**** Data for review

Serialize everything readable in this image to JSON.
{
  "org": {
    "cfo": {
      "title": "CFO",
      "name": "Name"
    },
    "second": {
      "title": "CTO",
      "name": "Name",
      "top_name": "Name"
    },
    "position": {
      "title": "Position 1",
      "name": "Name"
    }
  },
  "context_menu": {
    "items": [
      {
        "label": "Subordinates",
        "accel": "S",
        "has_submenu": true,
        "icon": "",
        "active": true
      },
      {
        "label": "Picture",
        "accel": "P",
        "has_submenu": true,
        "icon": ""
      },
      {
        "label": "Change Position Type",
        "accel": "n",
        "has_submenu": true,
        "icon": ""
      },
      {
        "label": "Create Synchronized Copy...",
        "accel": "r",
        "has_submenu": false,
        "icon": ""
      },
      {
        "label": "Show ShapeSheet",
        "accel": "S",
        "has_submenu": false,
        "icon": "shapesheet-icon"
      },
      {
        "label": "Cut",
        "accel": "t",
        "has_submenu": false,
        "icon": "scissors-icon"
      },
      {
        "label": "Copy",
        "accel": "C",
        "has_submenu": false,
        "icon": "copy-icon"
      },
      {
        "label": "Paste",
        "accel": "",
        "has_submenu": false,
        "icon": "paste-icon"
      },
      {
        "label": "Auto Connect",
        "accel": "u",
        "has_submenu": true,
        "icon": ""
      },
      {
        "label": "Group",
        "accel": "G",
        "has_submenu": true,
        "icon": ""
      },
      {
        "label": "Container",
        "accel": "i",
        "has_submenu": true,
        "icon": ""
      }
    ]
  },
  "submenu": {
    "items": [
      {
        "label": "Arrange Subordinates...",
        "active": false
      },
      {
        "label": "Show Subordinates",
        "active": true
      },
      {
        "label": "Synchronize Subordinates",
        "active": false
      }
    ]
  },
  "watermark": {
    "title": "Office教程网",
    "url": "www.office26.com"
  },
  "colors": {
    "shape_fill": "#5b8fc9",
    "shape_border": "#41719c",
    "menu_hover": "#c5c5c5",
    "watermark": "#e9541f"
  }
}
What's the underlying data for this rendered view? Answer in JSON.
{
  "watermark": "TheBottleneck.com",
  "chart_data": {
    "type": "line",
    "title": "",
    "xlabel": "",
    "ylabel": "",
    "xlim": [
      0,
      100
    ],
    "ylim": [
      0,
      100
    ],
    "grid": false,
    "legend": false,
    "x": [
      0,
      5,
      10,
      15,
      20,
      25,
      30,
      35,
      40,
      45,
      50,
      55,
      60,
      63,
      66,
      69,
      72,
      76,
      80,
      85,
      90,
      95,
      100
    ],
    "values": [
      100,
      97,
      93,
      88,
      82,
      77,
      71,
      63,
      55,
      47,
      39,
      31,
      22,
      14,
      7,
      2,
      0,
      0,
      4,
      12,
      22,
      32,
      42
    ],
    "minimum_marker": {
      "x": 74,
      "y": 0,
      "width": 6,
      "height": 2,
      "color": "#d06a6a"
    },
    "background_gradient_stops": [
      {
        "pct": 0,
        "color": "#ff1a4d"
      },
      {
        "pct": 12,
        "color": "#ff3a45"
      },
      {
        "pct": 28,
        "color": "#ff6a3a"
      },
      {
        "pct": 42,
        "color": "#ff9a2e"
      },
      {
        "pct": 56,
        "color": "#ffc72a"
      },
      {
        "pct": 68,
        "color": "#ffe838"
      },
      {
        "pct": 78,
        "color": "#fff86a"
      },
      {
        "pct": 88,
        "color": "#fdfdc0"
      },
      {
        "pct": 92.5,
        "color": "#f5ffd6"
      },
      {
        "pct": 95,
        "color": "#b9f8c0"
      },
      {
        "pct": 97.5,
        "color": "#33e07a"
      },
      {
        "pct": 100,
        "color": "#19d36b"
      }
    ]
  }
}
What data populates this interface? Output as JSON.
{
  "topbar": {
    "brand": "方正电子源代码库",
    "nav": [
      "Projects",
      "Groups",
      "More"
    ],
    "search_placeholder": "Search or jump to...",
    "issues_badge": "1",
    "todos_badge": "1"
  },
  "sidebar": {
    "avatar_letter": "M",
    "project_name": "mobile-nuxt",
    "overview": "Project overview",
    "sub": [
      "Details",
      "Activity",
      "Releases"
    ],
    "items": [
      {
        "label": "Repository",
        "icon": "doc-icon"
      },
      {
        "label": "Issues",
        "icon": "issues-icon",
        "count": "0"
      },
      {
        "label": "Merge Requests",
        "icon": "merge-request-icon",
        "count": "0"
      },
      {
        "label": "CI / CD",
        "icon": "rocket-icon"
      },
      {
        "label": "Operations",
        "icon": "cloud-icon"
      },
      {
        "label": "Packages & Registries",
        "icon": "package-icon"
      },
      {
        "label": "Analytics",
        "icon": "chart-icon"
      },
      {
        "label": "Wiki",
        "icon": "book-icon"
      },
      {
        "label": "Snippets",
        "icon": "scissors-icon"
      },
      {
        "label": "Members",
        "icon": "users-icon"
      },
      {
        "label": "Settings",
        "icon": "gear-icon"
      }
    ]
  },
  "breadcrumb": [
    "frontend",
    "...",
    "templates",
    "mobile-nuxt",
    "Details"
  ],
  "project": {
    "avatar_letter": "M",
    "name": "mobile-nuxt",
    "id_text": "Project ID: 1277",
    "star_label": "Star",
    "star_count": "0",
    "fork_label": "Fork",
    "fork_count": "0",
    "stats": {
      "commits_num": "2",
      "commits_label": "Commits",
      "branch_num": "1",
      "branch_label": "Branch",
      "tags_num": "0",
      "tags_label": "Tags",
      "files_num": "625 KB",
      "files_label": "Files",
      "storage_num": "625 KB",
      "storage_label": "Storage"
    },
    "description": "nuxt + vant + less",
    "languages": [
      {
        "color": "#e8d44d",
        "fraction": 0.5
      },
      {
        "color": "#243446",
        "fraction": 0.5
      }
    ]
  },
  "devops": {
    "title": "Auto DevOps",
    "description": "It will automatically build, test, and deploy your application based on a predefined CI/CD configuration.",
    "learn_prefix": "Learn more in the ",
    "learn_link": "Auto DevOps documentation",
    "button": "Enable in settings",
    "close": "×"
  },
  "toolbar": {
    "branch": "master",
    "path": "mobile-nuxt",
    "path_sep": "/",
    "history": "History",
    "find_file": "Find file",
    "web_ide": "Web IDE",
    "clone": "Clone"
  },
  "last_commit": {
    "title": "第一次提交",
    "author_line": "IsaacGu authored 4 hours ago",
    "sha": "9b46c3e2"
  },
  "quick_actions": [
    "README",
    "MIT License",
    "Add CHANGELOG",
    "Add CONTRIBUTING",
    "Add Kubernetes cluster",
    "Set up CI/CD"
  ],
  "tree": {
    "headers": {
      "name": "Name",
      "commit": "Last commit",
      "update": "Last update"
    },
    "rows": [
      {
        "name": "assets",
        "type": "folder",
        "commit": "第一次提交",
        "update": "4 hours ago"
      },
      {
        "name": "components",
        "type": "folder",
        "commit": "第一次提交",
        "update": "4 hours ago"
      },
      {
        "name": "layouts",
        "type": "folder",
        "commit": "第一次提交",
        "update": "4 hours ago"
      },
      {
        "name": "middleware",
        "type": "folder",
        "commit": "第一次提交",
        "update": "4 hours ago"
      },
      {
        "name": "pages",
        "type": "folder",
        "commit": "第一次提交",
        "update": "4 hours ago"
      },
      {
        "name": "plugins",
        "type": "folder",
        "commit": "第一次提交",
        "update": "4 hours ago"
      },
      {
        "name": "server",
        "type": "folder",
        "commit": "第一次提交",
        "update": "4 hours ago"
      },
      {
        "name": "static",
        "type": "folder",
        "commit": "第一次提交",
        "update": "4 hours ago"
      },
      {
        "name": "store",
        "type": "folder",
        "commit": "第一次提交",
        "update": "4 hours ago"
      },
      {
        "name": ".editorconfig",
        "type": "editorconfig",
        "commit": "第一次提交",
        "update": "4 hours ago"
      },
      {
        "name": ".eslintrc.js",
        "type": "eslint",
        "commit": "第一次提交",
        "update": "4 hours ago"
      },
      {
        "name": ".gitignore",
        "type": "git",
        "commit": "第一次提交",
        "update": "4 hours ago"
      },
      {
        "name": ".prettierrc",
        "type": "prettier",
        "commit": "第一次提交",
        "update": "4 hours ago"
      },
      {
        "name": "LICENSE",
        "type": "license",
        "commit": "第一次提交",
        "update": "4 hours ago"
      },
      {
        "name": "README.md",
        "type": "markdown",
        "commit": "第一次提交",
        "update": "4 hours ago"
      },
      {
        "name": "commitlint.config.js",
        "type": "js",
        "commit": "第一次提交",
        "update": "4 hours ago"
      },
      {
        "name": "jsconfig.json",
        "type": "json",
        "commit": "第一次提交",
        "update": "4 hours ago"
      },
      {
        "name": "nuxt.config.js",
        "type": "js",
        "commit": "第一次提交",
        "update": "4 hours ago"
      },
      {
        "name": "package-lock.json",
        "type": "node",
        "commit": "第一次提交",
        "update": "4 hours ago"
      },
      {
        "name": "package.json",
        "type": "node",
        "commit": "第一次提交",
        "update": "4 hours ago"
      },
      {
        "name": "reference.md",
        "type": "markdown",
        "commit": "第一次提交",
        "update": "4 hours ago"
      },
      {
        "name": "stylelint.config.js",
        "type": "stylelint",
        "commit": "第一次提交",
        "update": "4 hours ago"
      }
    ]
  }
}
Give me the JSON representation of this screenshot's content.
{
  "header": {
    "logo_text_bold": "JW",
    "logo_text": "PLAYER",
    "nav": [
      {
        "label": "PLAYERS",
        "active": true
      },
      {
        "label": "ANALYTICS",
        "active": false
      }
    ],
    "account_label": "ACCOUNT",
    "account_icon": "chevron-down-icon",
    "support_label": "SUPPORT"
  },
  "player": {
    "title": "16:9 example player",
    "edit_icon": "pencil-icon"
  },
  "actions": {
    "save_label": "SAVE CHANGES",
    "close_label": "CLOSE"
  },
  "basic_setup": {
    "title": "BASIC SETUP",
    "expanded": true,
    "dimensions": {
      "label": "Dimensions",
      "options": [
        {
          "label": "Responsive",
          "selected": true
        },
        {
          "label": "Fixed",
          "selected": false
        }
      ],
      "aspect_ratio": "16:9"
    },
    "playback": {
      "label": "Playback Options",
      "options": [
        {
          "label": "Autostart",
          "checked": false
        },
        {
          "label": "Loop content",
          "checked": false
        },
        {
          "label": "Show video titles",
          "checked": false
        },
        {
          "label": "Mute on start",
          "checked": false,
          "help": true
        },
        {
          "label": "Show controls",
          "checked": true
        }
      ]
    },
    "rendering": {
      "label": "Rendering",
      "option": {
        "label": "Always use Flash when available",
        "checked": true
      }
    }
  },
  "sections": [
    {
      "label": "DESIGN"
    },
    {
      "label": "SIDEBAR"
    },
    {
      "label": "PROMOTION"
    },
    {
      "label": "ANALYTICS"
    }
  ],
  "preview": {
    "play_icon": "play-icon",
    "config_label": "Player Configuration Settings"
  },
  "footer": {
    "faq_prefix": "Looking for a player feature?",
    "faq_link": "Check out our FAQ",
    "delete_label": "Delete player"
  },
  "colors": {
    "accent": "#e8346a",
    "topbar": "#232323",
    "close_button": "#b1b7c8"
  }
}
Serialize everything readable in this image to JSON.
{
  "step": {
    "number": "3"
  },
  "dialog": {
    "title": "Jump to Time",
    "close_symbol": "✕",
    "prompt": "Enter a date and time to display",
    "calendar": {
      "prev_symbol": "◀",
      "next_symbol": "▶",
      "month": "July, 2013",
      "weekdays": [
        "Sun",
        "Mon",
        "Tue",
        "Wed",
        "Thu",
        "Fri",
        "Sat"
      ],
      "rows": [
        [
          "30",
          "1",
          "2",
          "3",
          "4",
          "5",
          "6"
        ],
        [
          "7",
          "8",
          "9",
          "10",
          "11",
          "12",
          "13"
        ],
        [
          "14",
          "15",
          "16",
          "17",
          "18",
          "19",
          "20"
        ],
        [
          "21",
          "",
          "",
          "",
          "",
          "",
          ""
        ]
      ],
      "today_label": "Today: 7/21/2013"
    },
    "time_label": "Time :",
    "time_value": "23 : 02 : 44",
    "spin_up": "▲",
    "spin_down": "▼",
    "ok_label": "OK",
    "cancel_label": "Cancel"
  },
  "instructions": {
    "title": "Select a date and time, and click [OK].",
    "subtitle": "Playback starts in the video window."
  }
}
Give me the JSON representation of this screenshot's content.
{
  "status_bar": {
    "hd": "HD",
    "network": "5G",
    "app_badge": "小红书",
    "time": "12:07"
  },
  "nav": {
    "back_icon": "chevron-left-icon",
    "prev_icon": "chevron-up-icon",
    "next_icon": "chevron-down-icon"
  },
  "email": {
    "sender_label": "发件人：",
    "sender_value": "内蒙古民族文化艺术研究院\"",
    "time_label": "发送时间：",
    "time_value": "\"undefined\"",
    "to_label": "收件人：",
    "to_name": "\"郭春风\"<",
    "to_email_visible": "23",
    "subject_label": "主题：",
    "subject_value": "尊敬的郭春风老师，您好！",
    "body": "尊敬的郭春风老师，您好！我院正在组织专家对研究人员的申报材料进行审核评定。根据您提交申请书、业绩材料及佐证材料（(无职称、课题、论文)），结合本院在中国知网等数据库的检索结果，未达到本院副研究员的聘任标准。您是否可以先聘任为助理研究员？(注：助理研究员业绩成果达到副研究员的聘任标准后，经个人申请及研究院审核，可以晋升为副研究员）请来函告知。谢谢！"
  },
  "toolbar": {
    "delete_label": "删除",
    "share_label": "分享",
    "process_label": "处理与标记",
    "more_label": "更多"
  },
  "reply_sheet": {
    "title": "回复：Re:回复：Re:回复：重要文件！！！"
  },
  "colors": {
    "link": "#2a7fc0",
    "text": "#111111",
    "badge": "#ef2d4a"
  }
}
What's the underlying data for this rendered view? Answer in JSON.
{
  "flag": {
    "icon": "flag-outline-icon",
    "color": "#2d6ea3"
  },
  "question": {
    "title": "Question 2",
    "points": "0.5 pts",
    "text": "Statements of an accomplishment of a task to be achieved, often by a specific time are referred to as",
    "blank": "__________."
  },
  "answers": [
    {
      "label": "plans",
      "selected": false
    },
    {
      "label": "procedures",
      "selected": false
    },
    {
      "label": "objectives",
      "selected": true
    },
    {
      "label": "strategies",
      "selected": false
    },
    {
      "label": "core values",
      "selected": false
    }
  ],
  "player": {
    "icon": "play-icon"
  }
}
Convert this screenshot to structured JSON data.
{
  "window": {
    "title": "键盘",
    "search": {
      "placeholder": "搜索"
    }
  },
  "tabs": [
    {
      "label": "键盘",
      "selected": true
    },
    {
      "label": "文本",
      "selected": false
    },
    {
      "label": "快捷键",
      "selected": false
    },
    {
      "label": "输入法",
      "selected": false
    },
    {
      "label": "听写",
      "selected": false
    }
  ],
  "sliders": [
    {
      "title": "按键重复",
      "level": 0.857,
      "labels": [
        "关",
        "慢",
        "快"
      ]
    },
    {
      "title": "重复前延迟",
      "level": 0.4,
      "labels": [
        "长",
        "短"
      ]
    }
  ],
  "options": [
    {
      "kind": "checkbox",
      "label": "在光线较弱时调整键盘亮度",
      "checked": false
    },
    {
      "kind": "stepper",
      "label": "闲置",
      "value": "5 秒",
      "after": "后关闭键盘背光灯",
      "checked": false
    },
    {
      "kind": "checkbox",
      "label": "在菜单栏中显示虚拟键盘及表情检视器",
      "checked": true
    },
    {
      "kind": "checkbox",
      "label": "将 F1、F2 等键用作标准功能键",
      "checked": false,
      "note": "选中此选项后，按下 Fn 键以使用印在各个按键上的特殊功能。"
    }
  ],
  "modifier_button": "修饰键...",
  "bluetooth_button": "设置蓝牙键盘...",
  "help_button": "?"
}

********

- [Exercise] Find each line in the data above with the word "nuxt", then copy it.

- [Response for this exercise]
    "project_name": "mobile-nuxt",
    "mobile-nuxt",
    "name": "mobile-nuxt",
    "description": "nuxt + vant + less",
    "path": "mobile-nuxt",
        "name": "nuxt.config.js",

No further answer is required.